While many outsiders may view Los Angeles as an imposing megalopolis, it is truly a city of great neighborhoods. Just slightly off the beaten path, in communities throughout the city, are remarkably intact historic neighborhoods.

Recognizing the need to identify and protect neighborhoods with distinct architectural and cultural resources, the City has developed an expansive program of Historic Preservation Overlay Zones (HPOZs). HPOZs, commonly known as historic districts, provide for review of proposed exterior alterations and additions to historic properties within designated districts.

What is an HPOZ?

  • Historic Preservation Overlay Zones (HPOZs), commonly known as historic districts, provide for review of proposed exterior alterations and additions to historic properties within designated districts.
  • Recognizing the need to identify and protect neighborhoods with distinct architectural and cultural resources, the City adopted the HPOZ ordinance in 1979. Angelino Heights became Los Angeles’ first HPOZ in 1983. Today, the City of Los Angeles has 29 designated HPOZs, with many more under consideration. HPOZ areas range in size from neighborhoods of approximately 50 parcels to more than 4,000 properties. While most districts are primarily residential, many have a mix of single-family and multi-family housing, and some include commercial and industrial properties.

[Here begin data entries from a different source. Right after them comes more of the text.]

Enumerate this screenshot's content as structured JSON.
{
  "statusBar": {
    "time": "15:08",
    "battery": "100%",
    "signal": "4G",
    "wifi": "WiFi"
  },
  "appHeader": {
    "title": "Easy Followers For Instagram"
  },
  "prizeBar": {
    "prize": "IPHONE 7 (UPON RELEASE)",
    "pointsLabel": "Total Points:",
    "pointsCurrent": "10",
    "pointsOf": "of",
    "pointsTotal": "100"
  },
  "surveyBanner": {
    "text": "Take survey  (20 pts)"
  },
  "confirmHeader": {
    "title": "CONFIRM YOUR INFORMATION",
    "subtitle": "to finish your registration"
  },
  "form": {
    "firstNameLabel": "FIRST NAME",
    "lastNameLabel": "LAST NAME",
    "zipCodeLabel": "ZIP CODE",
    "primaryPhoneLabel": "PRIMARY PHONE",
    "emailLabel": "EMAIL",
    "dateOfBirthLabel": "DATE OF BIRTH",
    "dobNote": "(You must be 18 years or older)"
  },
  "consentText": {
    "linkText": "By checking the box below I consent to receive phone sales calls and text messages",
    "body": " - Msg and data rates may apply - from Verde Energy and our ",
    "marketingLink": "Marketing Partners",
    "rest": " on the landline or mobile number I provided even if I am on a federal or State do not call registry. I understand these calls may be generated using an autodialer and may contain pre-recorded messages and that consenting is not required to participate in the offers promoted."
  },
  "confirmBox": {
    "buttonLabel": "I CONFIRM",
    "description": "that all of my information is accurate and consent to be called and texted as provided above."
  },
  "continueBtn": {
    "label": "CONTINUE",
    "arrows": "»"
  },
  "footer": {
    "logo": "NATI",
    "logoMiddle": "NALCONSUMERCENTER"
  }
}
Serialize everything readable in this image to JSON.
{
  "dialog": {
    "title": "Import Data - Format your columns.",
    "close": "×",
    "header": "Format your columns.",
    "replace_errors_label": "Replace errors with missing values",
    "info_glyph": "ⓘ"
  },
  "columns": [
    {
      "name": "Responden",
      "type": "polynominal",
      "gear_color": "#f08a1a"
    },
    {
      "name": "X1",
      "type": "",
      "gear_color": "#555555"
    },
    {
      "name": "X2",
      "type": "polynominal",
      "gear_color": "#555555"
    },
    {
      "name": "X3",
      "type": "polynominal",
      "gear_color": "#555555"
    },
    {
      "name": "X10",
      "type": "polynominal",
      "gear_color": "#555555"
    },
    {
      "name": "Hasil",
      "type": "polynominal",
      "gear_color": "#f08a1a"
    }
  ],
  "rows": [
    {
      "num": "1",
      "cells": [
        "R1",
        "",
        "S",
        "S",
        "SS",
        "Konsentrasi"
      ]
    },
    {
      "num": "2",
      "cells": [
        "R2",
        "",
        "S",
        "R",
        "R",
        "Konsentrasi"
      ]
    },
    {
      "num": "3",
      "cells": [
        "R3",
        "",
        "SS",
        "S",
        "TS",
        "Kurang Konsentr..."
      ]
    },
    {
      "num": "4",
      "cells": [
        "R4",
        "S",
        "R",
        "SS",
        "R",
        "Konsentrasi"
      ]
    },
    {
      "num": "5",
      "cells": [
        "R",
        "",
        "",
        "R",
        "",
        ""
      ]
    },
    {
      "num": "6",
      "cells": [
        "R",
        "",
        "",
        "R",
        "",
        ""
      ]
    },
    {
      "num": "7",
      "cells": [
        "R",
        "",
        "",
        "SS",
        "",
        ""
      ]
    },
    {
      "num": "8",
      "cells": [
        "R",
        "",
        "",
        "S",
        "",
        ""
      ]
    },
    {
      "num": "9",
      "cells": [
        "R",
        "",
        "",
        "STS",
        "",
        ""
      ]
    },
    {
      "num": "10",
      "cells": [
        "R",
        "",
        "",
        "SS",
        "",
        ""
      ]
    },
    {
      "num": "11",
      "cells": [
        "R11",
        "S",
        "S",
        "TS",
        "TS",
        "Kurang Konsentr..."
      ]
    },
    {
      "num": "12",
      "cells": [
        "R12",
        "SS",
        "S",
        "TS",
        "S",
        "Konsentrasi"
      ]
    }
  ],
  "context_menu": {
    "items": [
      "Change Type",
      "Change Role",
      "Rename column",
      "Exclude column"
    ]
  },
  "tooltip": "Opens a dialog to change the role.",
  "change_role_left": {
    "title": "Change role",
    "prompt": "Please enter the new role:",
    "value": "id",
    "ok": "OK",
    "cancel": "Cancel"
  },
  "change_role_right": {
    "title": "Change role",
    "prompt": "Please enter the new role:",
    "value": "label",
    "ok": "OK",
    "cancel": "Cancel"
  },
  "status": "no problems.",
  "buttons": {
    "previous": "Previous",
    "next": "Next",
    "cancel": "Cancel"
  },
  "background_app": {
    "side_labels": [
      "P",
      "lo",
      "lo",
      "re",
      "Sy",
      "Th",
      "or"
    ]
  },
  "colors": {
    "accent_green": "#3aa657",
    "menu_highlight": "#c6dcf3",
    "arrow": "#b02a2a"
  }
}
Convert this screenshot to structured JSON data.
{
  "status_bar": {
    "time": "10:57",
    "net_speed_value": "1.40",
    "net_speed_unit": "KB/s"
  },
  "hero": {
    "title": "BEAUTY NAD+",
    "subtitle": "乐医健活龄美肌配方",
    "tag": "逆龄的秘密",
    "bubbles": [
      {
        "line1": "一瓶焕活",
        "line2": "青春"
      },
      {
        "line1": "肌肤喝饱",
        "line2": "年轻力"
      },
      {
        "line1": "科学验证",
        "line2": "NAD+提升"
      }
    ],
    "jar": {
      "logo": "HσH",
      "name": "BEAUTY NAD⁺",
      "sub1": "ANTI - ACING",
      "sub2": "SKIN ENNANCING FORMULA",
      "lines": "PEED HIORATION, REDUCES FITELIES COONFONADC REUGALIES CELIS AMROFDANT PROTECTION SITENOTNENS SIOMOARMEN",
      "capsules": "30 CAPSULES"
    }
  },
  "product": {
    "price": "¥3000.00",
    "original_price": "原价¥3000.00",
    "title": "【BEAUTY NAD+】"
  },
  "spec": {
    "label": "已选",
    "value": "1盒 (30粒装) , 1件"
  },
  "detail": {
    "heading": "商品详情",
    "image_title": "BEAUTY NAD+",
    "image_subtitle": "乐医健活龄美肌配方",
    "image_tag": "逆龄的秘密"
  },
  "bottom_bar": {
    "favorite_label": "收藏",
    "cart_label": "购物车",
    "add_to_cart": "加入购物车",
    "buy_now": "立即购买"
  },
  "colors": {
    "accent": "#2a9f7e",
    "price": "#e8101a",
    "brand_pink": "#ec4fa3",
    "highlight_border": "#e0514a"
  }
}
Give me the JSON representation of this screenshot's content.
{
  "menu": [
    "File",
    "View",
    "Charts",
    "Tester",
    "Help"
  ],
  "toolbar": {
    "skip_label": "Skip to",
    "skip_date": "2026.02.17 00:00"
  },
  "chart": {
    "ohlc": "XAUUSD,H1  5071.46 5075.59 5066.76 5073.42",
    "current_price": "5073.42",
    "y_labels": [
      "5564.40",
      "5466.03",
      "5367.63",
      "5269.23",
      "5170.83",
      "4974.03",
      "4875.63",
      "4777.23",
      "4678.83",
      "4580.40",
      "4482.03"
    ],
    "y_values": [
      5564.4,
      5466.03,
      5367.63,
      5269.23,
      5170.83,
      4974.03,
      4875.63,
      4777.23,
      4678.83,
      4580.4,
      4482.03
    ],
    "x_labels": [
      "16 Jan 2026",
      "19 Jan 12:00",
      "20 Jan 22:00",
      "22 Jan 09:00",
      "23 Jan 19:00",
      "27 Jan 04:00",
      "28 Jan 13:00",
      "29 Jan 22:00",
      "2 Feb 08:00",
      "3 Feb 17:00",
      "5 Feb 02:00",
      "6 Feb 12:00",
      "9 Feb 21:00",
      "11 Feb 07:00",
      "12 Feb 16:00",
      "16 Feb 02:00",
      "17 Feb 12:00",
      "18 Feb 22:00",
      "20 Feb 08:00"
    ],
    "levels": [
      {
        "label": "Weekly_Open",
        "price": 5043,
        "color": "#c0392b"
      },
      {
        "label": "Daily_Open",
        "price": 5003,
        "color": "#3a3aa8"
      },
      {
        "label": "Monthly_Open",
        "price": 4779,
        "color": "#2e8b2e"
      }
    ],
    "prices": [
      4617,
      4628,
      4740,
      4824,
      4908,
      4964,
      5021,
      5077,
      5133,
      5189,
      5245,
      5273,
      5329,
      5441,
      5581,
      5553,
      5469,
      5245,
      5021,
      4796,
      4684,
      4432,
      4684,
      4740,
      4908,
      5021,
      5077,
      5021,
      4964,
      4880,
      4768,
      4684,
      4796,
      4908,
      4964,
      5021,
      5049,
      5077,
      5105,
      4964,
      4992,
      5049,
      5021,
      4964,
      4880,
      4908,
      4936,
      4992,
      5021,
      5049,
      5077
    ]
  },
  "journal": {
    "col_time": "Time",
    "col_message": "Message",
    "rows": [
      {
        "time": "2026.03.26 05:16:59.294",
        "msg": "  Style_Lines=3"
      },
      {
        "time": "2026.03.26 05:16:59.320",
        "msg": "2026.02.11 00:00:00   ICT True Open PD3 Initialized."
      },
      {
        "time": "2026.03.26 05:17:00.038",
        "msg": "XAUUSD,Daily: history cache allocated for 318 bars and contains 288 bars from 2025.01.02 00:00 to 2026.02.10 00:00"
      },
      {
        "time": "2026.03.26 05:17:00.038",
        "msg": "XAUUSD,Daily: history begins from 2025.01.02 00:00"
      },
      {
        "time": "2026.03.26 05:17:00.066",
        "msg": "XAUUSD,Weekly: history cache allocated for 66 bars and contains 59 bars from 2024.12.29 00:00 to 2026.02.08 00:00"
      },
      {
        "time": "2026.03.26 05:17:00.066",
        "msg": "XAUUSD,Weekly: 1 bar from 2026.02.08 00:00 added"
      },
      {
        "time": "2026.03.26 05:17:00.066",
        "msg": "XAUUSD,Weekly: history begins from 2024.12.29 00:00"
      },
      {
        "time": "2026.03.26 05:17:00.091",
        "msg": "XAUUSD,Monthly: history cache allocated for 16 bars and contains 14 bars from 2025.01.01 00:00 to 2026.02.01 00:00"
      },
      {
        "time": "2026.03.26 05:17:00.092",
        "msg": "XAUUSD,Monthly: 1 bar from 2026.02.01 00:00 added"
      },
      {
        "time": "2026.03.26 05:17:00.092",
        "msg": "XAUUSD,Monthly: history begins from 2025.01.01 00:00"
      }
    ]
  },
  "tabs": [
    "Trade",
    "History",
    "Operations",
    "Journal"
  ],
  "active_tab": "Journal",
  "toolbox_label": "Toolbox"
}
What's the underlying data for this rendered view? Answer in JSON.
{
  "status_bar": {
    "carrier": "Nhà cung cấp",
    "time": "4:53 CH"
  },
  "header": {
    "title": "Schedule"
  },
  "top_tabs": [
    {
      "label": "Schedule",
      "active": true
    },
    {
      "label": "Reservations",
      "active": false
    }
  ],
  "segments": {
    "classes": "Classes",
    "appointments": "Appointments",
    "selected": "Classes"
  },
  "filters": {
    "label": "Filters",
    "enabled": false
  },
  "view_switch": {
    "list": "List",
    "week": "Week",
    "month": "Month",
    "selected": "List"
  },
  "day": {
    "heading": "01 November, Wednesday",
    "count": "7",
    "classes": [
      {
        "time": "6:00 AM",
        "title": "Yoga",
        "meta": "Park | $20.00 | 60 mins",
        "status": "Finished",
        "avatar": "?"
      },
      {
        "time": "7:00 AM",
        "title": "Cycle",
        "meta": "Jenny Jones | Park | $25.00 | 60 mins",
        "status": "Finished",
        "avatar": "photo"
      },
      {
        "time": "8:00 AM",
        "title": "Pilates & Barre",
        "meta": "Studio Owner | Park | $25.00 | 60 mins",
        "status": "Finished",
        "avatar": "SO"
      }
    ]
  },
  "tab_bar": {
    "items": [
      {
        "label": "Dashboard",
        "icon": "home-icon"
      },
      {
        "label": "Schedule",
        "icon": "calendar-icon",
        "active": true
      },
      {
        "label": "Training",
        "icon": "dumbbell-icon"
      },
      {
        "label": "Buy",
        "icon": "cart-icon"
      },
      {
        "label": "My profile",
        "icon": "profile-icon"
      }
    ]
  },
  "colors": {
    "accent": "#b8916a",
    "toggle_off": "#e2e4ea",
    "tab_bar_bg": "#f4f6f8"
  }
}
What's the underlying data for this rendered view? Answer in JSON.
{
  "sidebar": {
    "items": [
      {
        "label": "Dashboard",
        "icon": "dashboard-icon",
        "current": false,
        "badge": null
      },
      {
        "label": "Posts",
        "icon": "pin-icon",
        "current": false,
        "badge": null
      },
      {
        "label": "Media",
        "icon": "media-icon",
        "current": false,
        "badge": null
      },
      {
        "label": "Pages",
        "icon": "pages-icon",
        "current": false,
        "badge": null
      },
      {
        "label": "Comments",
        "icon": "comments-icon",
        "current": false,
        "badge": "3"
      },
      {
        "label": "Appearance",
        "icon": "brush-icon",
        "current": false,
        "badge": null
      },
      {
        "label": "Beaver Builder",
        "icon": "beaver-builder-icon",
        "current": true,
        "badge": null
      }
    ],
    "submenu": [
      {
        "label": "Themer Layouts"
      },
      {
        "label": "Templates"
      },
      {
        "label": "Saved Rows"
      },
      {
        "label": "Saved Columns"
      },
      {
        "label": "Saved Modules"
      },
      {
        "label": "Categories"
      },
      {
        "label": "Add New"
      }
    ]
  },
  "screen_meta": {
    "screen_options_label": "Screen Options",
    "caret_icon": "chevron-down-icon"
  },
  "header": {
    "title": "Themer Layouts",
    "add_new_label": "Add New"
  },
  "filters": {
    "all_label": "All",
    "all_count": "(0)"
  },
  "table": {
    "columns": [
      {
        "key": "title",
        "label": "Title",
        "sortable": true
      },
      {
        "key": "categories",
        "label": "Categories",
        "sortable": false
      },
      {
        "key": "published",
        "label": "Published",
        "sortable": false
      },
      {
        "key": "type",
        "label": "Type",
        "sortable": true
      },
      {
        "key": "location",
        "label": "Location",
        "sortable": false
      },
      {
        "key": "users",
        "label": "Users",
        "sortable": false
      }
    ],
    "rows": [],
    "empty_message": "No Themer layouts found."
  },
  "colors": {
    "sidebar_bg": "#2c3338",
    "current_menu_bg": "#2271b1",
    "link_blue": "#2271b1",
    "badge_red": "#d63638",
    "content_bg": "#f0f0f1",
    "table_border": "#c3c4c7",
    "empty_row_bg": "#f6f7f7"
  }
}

HPOZs are established and administered by the Los Angeles City Planning Department (in concert with the City Council). Individual buildings in an HPOZ need not be of landmark quality on their own: it is the collection of a cohesive, unique, and intact gathering of historic resources that qualifies a neighborhood for HPOZ status.